1. Purpose: explain the “why” behind this change in plain, easy-to-understand language and ensure you answer these questions clearly:
- What is the problem?
- What is the evidence that substantiates the problem?
- What would happen if we did not act to solve this problem?
2. Picture: paint a picture of the new way things will be. Make it a descriptive (and relatable!) vision of the new reality to help everyone visualize the new way and take part in bringing it to life.
3. Plan: outline the actual steps and detailed schedule to make the picture real. Explicitly map out who does what, how, and when. Involve your most detail-orientated operations people in crafting this plan and implementing it.
4. Part: Ensure everyone has two parts to play: 1) a role in the new beginning and 2) a role in the transition process itself.
5 Steps to Uncovering Competing Commitments
This approach to unveiling what impedes your change efforts is derived from the work of Robert Kegan and Lisa Lahey and their book Immunity to Change: How to Overcome It and Unlock the Potential in Yourself and Your Organization.
Complete each sentence stem.
1. “I am committed to….”
This is the thing that you highly value and want, that you don’t yet have.

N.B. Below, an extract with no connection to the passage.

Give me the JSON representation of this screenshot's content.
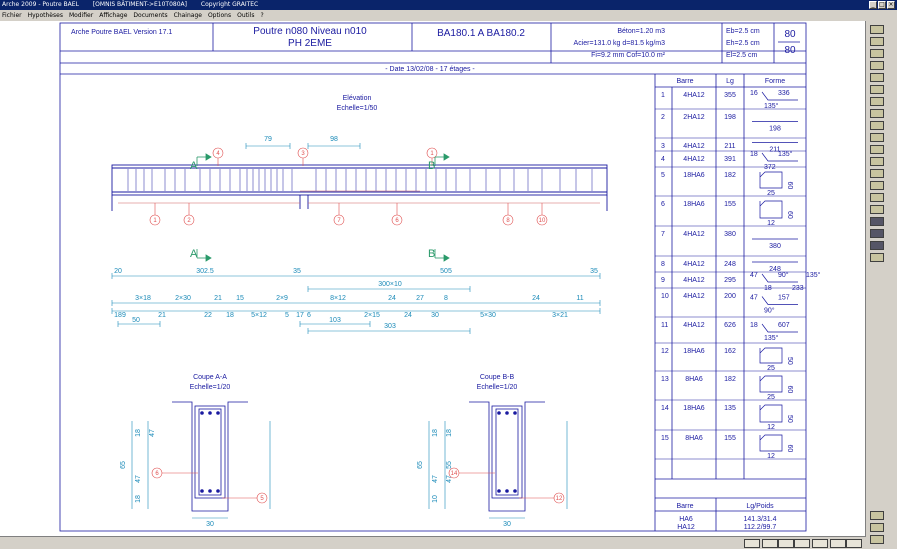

2. “What I am (not) doing that is preventing my commitment from being realized is…”
List your behaviors and actions which prevent the change from happening.
3. “I’m afraid…”
Consider the worst things that could happen if you stopped doing what you listed in the previous step and did the opposite instead. Your deeply rooted fear(s) should be palpable as you complete this sentence stem.
4. “I may also be committed to…”
What are you unconsciously driven to do in order to prevent these worst-case things from happening?
5. “I assume that…”
What are the underlying assumptions and beliefs that stabilize and reinforce your worst-case fears?
Here are example answers to help you better understand each step and how they work together:
1. I am committed to...delegating all client administration work to my staff.
2. What I am (not) doing that is preventing my commitment from being realized is...telling clients to call me if they have questions, randomly taking on client admin tasks to “help out”, not clearly defining what I want in terms of client admin, and not delegating the authority necessary for my staff to actually handle all client admin.
3. I’m afraid that clients will discontinue working with the company if I completely withdraw from account admin. I'm afraid mistakes will be made that will cause us to lose clients.
4. I may also be committed to preventing my staff from feeling overworked and me and the business from struggling if/when they quit working here.
5. I assume that if I’m not involved in client admin, I’m not valuable and that my clients & employees will (be more likely to) quit.
If you'd like help uncovering your competing commitments, click here to schedule a complementary call so we can find them together.